__WORK ORDER__:
Each record needs to be retyped exactly, though its pictures should not appear.

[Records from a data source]

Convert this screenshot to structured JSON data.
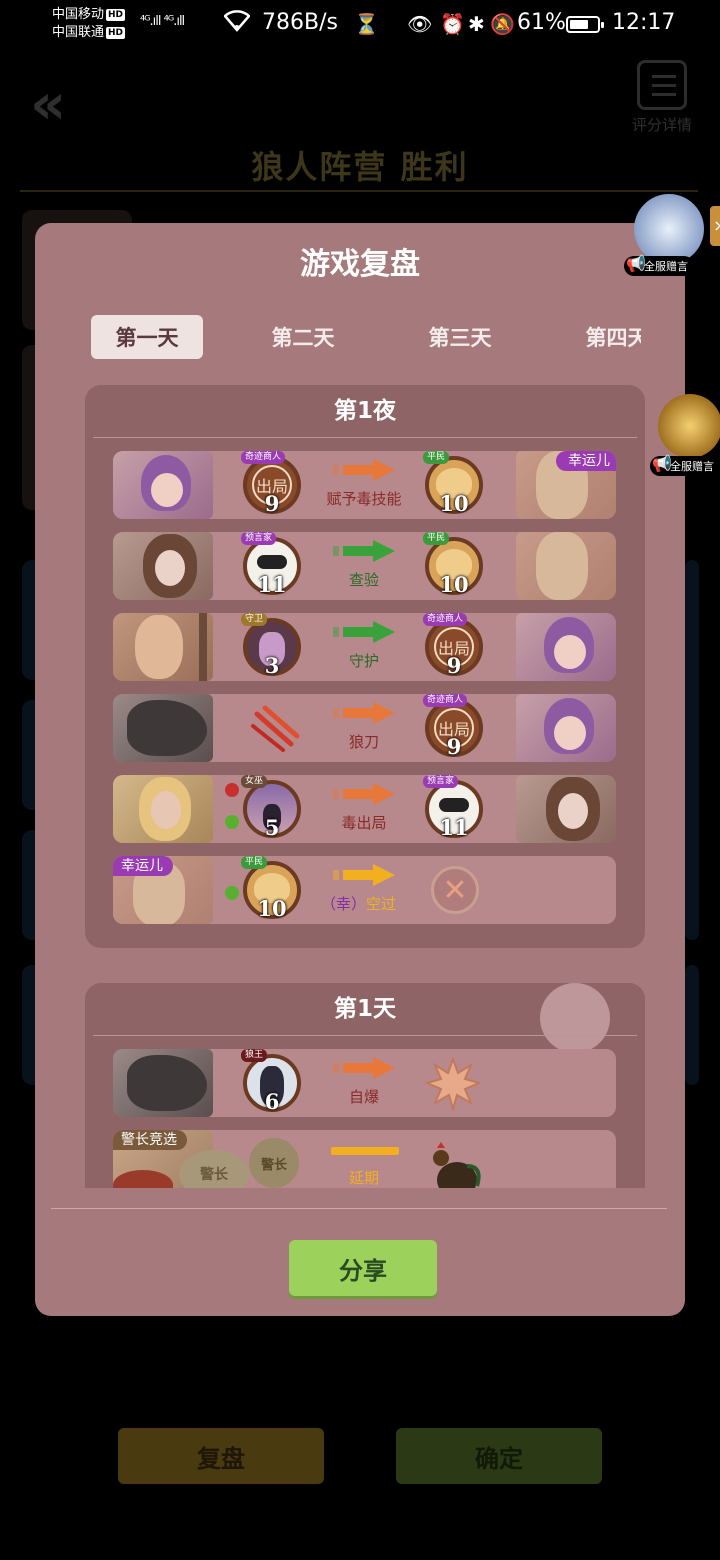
{
  "status_bar": {
    "carrier1": "中国移动",
    "carrier2": "中国联通",
    "hd": "HD",
    "signal": "⁴ᴳ.ıll ⁴ᴳ.ıll",
    "speed": "786B/s",
    "battery": "61%",
    "time": "12:17"
  },
  "background": {
    "detail_label": "评分详情",
    "result_title": "狼人阵营  胜利",
    "replay_button": "复盘",
    "confirm_button": "确定"
  },
  "side_widgets": [
    {
      "label": "全服赠言"
    },
    {
      "label": "全服赠言"
    }
  ],
  "modal": {
    "title": "游戏复盘",
    "tabs": [
      {
        "label": "第一天",
        "selected": true
      },
      {
        "label": "第二天"
      },
      {
        "label": "第三天"
      },
      {
        "label": "第四天"
      }
    ],
    "night": {
      "heading": "第1夜",
      "rows": [
        {
          "from_role": "奇迹商人",
          "from_num": "9",
          "from_badge": "出局",
          "action": "赋予毒技能",
          "arrow": "orange",
          "to_role": "平民",
          "to_num": "10",
          "tag": "幸运儿"
        },
        {
          "from_role": "预言家",
          "from_num": "11",
          "action": "查验",
          "arrow": "green",
          "to_role": "平民",
          "to_num": "10"
        },
        {
          "from_role": "守卫",
          "from_num": "3",
          "action": "守护",
          "arrow": "green",
          "to_role": "奇迹商人",
          "to_num": "9",
          "to_badge": "出局"
        },
        {
          "action": "狼刀",
          "arrow": "orange",
          "to_role": "奇迹商人",
          "to_num": "9",
          "to_badge": "出局"
        },
        {
          "from_role": "女巫",
          "from_num": "5",
          "action": "毒出局",
          "arrow": "orange",
          "to_role": "预言家",
          "to_num": "11"
        },
        {
          "left_tag": "幸运儿",
          "from_role": "平民",
          "from_num": "10",
          "action_prefix": "（幸）",
          "action": "空过",
          "arrow": "yellow"
        }
      ]
    },
    "day": {
      "heading": "第1天",
      "rows": [
        {
          "from_role": "狼王",
          "from_num": "6",
          "action": "自爆",
          "arrow": "orange"
        },
        {
          "left_tag": "警长竞选",
          "badge1": "警长",
          "badge2": "警长",
          "action": "延期",
          "arrow": "yellow"
        }
      ]
    },
    "share_button": "分享"
  }
}
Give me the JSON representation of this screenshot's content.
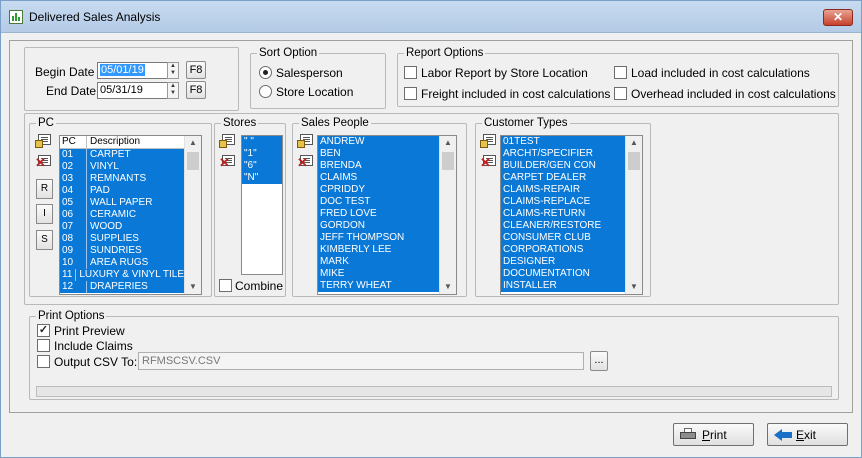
{
  "window": {
    "title": "Delivered Sales Analysis",
    "close_glyph": "✕"
  },
  "dates": {
    "begin_label": "Begin Date",
    "begin_value": "05/01/19",
    "end_label": "End Date",
    "end_value": "05/31/19",
    "f8_label": "F8"
  },
  "sort_option": {
    "title": "Sort Option",
    "options": [
      {
        "label": "Salesperson",
        "selected": true
      },
      {
        "label": "Store Location",
        "selected": false
      }
    ]
  },
  "report_options": {
    "title": "Report Options",
    "labor": "Labor Report by Store Location",
    "freight": "Freight included in cost calculations",
    "load": "Load included in cost calculations",
    "overhead": "Overhead included in cost calculations"
  },
  "pc": {
    "title": "PC",
    "col_pc": "PC",
    "col_desc": "Description",
    "rows": [
      {
        "pc": "01",
        "desc": "CARPET"
      },
      {
        "pc": "02",
        "desc": "VINYL"
      },
      {
        "pc": "03",
        "desc": "REMNANTS"
      },
      {
        "pc": "04",
        "desc": "PAD"
      },
      {
        "pc": "05",
        "desc": "WALL PAPER"
      },
      {
        "pc": "06",
        "desc": "CERAMIC"
      },
      {
        "pc": "07",
        "desc": "WOOD"
      },
      {
        "pc": "08",
        "desc": "SUPPLIES"
      },
      {
        "pc": "09",
        "desc": "SUNDRIES"
      },
      {
        "pc": "10",
        "desc": "AREA RUGS"
      },
      {
        "pc": "11",
        "desc": "LUXURY & VINYL TILE"
      },
      {
        "pc": "12",
        "desc": "DRAPERIES"
      }
    ],
    "side_buttons": [
      "R",
      "I",
      "S"
    ]
  },
  "stores": {
    "title": "Stores",
    "items": [
      "\" \"",
      "\"1\"",
      "\"6\"",
      "\"N\""
    ],
    "combine_label": "Combine"
  },
  "sales_people": {
    "title": "Sales People",
    "items": [
      "ANDREW",
      "BEN",
      "BRENDA",
      "CLAIMS",
      "CPRIDDY",
      "DOC TEST",
      "FRED LOVE",
      "GORDON",
      "JEFF THOMPSON",
      "KIMBERLY LEE",
      "MARK",
      "MIKE",
      "TERRY WHEAT"
    ]
  },
  "customer_types": {
    "title": "Customer Types",
    "items": [
      "01TEST",
      "ARCHT/SPECIFIER",
      "BUILDER/GEN CON",
      "CARPET DEALER",
      "CLAIMS-REPAIR",
      "CLAIMS-REPLACE",
      "CLAIMS-RETURN",
      "CLEANER/RESTORE",
      "CONSUMER CLUB",
      "CORPORATIONS",
      "DESIGNER",
      "DOCUMENTATION",
      "INSTALLER"
    ]
  },
  "print_options": {
    "title": "Print Options",
    "print_preview": "Print Preview",
    "include_claims": "Include Claims",
    "output_csv": "Output CSV To:",
    "csv_value": "RFMSCSV.CSV",
    "browse": "..."
  },
  "buttons": {
    "print": "Print",
    "exit": "Exit"
  },
  "colors": {
    "selection": "#0a78d7",
    "title_bar": "#c7daf0"
  }
}
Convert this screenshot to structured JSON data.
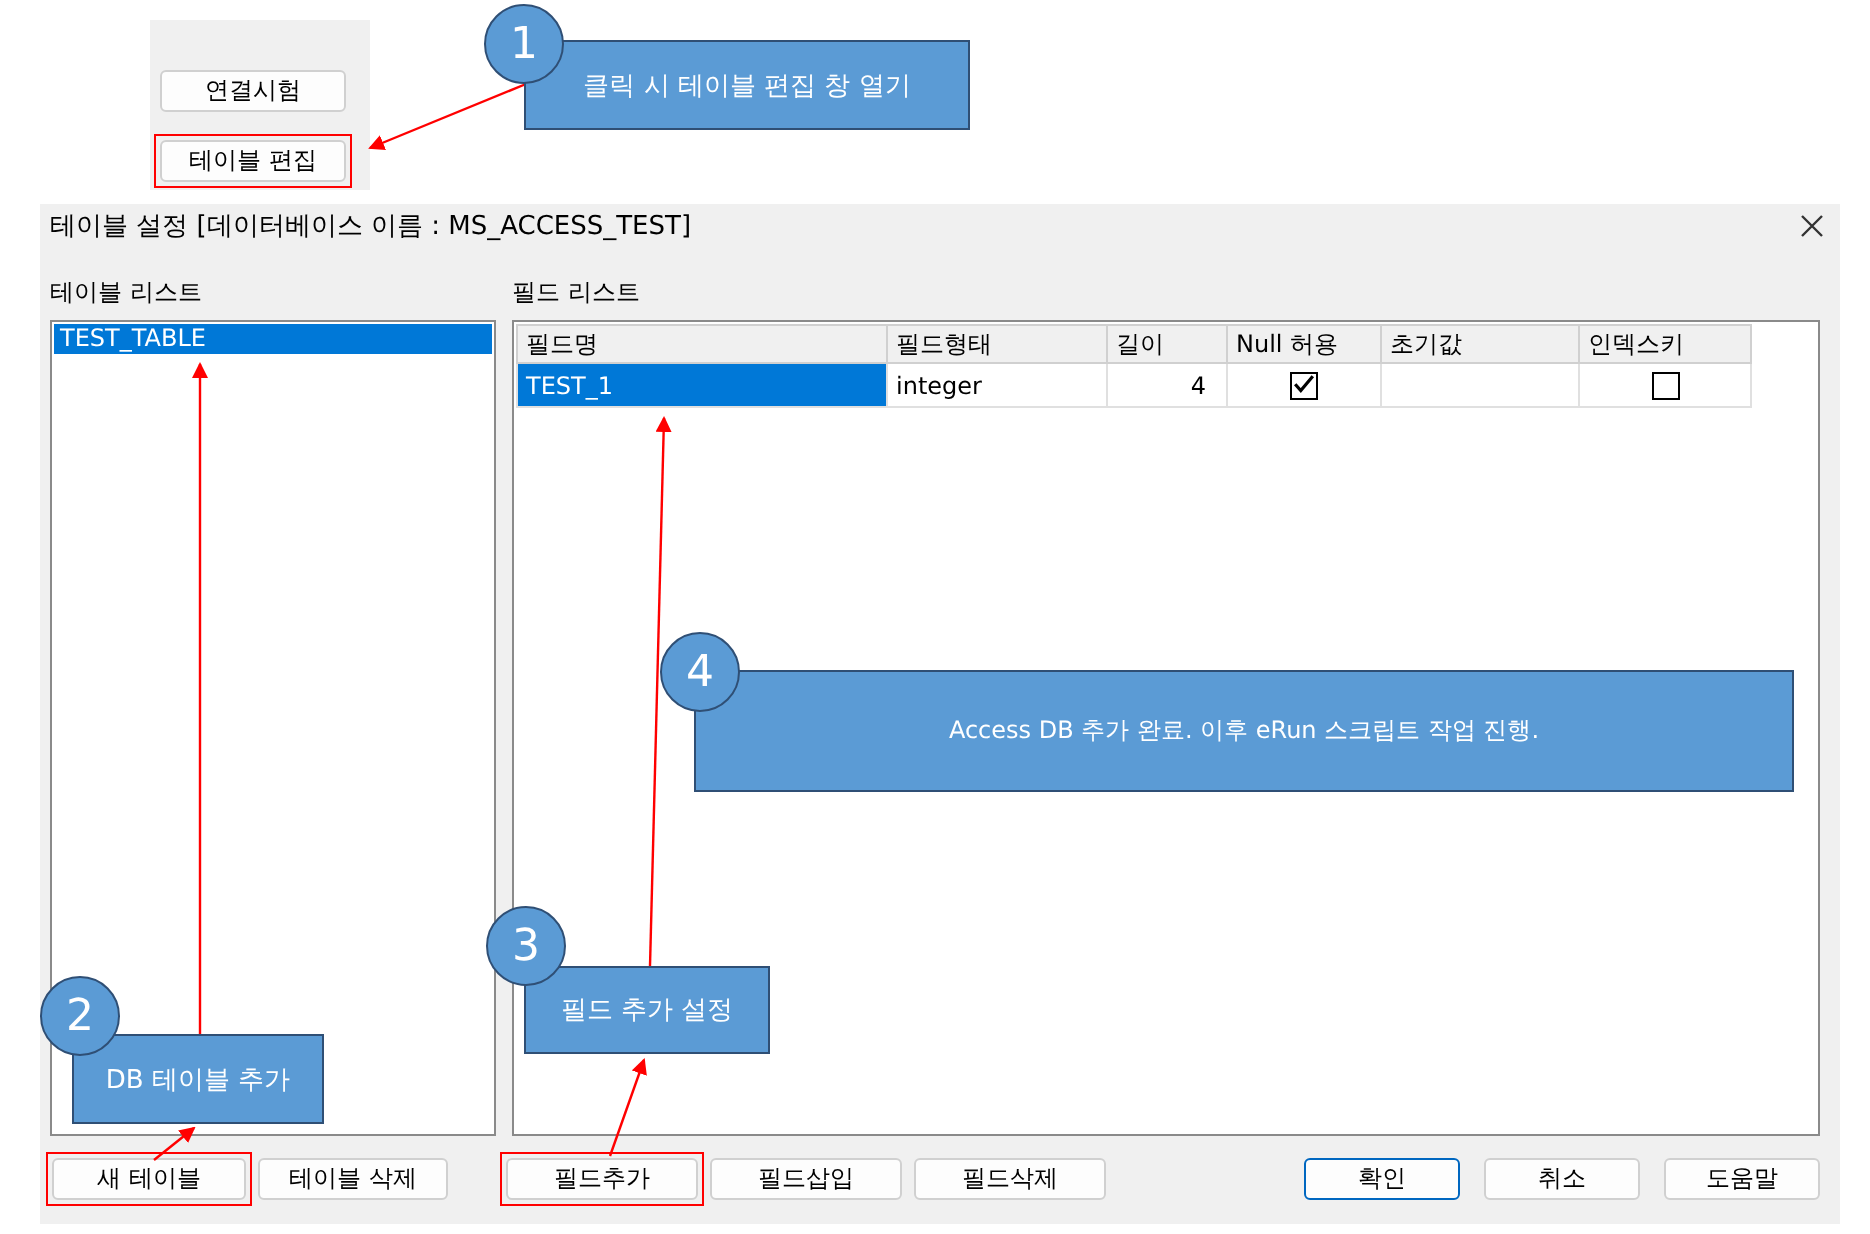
{
  "top_panel": {
    "buttons": [
      {
        "label": "연결시험",
        "highlight": false
      },
      {
        "label": "테이블 편집",
        "highlight": true
      }
    ]
  },
  "dialog": {
    "title": "테이블 설정 [데이터베이스 이름 : MS_ACCESS_TEST]",
    "table_list": {
      "label": "테이블 리스트",
      "items": [
        {
          "name": "TEST_TABLE",
          "selected": true
        }
      ]
    },
    "field_list": {
      "label": "필드 리스트",
      "columns": [
        "필드명",
        "필드형태",
        "길이",
        "Null 허용",
        "초기값",
        "인덱스키"
      ],
      "rows": [
        {
          "selected": true,
          "name": "TEST_1",
          "type": "integer",
          "length": "4",
          "null_allowed": true,
          "index_key": false
        }
      ]
    },
    "table_buttons": [
      {
        "label": "새 테이블",
        "highlight": true
      },
      {
        "label": "테이블 삭제",
        "highlight": false
      }
    ],
    "field_buttons": [
      {
        "label": "필드추가",
        "highlight": true
      },
      {
        "label": "필드삽입",
        "highlight": false
      },
      {
        "label": "필드삭제",
        "highlight": false
      }
    ],
    "dialog_buttons": [
      {
        "label": "확인",
        "default": true
      },
      {
        "label": "취소",
        "default": false
      },
      {
        "label": "도움말",
        "default": false
      }
    ]
  },
  "callouts": [
    {
      "number": "1",
      "text": "클릭 시 테이블 편집 창 열기"
    },
    {
      "number": "2",
      "text": "DB 테이블 추가"
    },
    {
      "number": "3",
      "text": "필드 추가 설정"
    },
    {
      "number": "4",
      "text": "Access DB 추가 완료. 이후 eRun 스크립트 작업 진행."
    }
  ]
}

__WRITTEN ANSWER__:
Convert this screenshot to structured JSON data.
{
  "status_bar": {
    "carrier1": "中国移动",
    "carrier2": "中国联通",
    "hd": "HD",
    "signal": "⁴ᴳ.ıll ⁴ᴳ.ıll",
    "speed": "786B/s",
    "battery": "61%",
    "time": "12:17"
  },
  "background": {
    "detail_label": "评分详情",
    "result_title": "狼人阵营  胜利",
    "replay_button": "复盘",
    "confirm_button": "确定"
  },
  "side_widgets": [
    {
      "label": "全服赠言"
    },
    {
      "label": "全服赠言"
    }
  ],
  "modal": {
    "title": "游戏复盘",
    "tabs": [
      {
        "label": "第一天",
        "selected": true
      },
      {
        "label": "第二天"
      },
      {
        "label": "第三天"
      },
      {
        "label": "第四天"
      }
    ],
    "night": {
      "heading": "第1夜",
      "rows": [
        {
          "from_role": "奇迹商人",
          "from_num": "9",
          "from_badge": "出局",
          "action": "赋予毒技能",
          "arrow": "orange",
          "to_role": "平民",
          "to_num": "10",
          "tag": "幸运儿"
        },
        {
          "from_role": "预言家",
          "from_num": "11",
          "action": "查验",
          "arrow": "green",
          "to_role": "平民",
          "to_num": "10"
        },
        {
          "from_role": "守卫",
          "from_num": "3",
          "action": "守护",
          "arrow": "green",
          "to_role": "奇迹商人",
          "to_num": "9",
          "to_badge": "出局"
        },
        {
          "action": "狼刀",
          "arrow": "orange",
          "to_role": "奇迹商人",
          "to_num": "9",
          "to_badge": "出局"
        },
        {
          "from_role": "女巫",
          "from_num": "5",
          "action": "毒出局",
          "arrow": "orange",
          "to_role": "预言家",
          "to_num": "11"
        },
        {
          "left_tag": "幸运儿",
          "from_role": "平民",
          "from_num": "10",
          "action_prefix": "（幸）",
          "action": "空过",
          "arrow": "yellow"
        }
      ]
    },
    "day": {
      "heading": "第1天",
      "rows": [
        {
          "from_role": "狼王",
          "from_num": "6",
          "action": "自爆",
          "arrow": "orange"
        },
        {
          "left_tag": "警长竞选",
          "badge1": "警长",
          "badge2": "警长",
          "action": "延期",
          "arrow": "yellow"
        }
      ]
    },
    "share_button": "分享"
  }
}
Give me the JSON representation of this screenshot's content.
{
  "window": {
    "title": "Delivered Sales Analysis",
    "close_glyph": "✕"
  },
  "dates": {
    "begin_label": "Begin Date",
    "begin_value": "05/01/19",
    "end_label": "End Date",
    "end_value": "05/31/19",
    "f8_label": "F8"
  },
  "sort_option": {
    "title": "Sort Option",
    "options": [
      {
        "label": "Salesperson",
        "selected": true
      },
      {
        "label": "Store Location",
        "selected": false
      }
    ]
  },
  "report_options": {
    "title": "Report Options",
    "labor": "Labor Report by Store Location",
    "freight": "Freight included in cost calculations",
    "load": "Load included in cost calculations",
    "overhead": "Overhead included in cost calculations"
  },
  "pc": {
    "title": "PC",
    "col_pc": "PC",
    "col_desc": "Description",
    "rows": [
      {
        "pc": "01",
        "desc": "CARPET"
      },
      {
        "pc": "02",
        "desc": "VINYL"
      },
      {
        "pc": "03",
        "desc": "REMNANTS"
      },
      {
        "pc": "04",
        "desc": "PAD"
      },
      {
        "pc": "05",
        "desc": "WALL PAPER"
      },
      {
        "pc": "06",
        "desc": "CERAMIC"
      },
      {
        "pc": "07",
        "desc": "WOOD"
      },
      {
        "pc": "08",
        "desc": "SUPPLIES"
      },
      {
        "pc": "09",
        "desc": "SUNDRIES"
      },
      {
        "pc": "10",
        "desc": "AREA RUGS"
      },
      {
        "pc": "11",
        "desc": "LUXURY & VINYL TILE"
      },
      {
        "pc": "12",
        "desc": "DRAPERIES"
      }
    ],
    "side_buttons": [
      "R",
      "I",
      "S"
    ]
  },
  "stores": {
    "title": "Stores",
    "items": [
      "\" \"",
      "\"1\"",
      "\"6\"",
      "\"N\""
    ],
    "combine_label": "Combine"
  },
  "sales_people": {
    "title": "Sales People",
    "items": [
      "ANDREW",
      "BEN",
      "BRENDA",
      "CLAIMS",
      "CPRIDDY",
      "DOC TEST",
      "FRED LOVE",
      "GORDON",
      "JEFF THOMPSON",
      "KIMBERLY LEE",
      "MARK",
      "MIKE",
      "TERRY WHEAT"
    ]
  },
  "customer_types": {
    "title": "Customer Types",
    "items": [
      "01TEST",
      "ARCHT/SPECIFIER",
      "BUILDER/GEN CON",
      "CARPET DEALER",
      "CLAIMS-REPAIR",
      "CLAIMS-REPLACE",
      "CLAIMS-RETURN",
      "CLEANER/RESTORE",
      "CONSUMER CLUB",
      "CORPORATIONS",
      "DESIGNER",
      "DOCUMENTATION",
      "INSTALLER"
    ]
  },
  "print_options": {
    "title": "Print Options",
    "print_preview": "Print Preview",
    "include_claims": "Include Claims",
    "output_csv": "Output CSV To:",
    "csv_value": "RFMSCSV.CSV",
    "browse": "..."
  },
  "buttons": {
    "print": "Print",
    "exit": "Exit"
  },
  "colors": {
    "selection": "#0a78d7",
    "title_bar": "#c7daf0"
  }
}
Convert this screenshot to structured JSON data.
{
  "top_panel": {
    "buttons": [
      {
        "label": "연결시험",
        "highlight": false
      },
      {
        "label": "테이블 편집",
        "highlight": true
      }
    ]
  },
  "dialog": {
    "title": "테이블 설정 [데이터베이스 이름 : MS_ACCESS_TEST]",
    "table_list": {
      "label": "테이블 리스트",
      "items": [
        {
          "name": "TEST_TABLE",
          "selected": true
        }
      ]
    },
    "field_list": {
      "label": "필드 리스트",
      "columns": [
        "필드명",
        "필드형태",
        "길이",
        "Null 허용",
        "초기값",
        "인덱스키"
      ],
      "rows": [
        {
          "selected": true,
          "name": "TEST_1",
          "type": "integer",
          "length": "4",
          "null_allowed": true,
          "index_key": false
        }
      ]
    },
    "table_buttons": [
      {
        "label": "새 테이블",
        "highlight": true
      },
      {
        "label": "테이블 삭제",
        "highlight": false
      }
    ],
    "field_buttons": [
      {
        "label": "필드추가",
        "highlight": true
      },
      {
        "label": "필드삽입",
        "highlight": false
      },
      {
        "label": "필드삭제",
        "highlight": false
      }
    ],
    "dialog_buttons": [
      {
        "label": "확인",
        "default": true
      },
      {
        "label": "취소",
        "default": false
      },
      {
        "label": "도움말",
        "default": false
      }
    ]
  },
  "callouts": [
    {
      "number": "1",
      "text": "클릭 시 테이블 편집 창 열기"
    },
    {
      "number": "2",
      "text": "DB 테이블 추가"
    },
    {
      "number": "3",
      "text": "필드 추가 설정"
    },
    {
      "number": "4",
      "text": "Access DB 추가 완료. 이후 eRun 스크립트 작업 진행."
    }
  ]
}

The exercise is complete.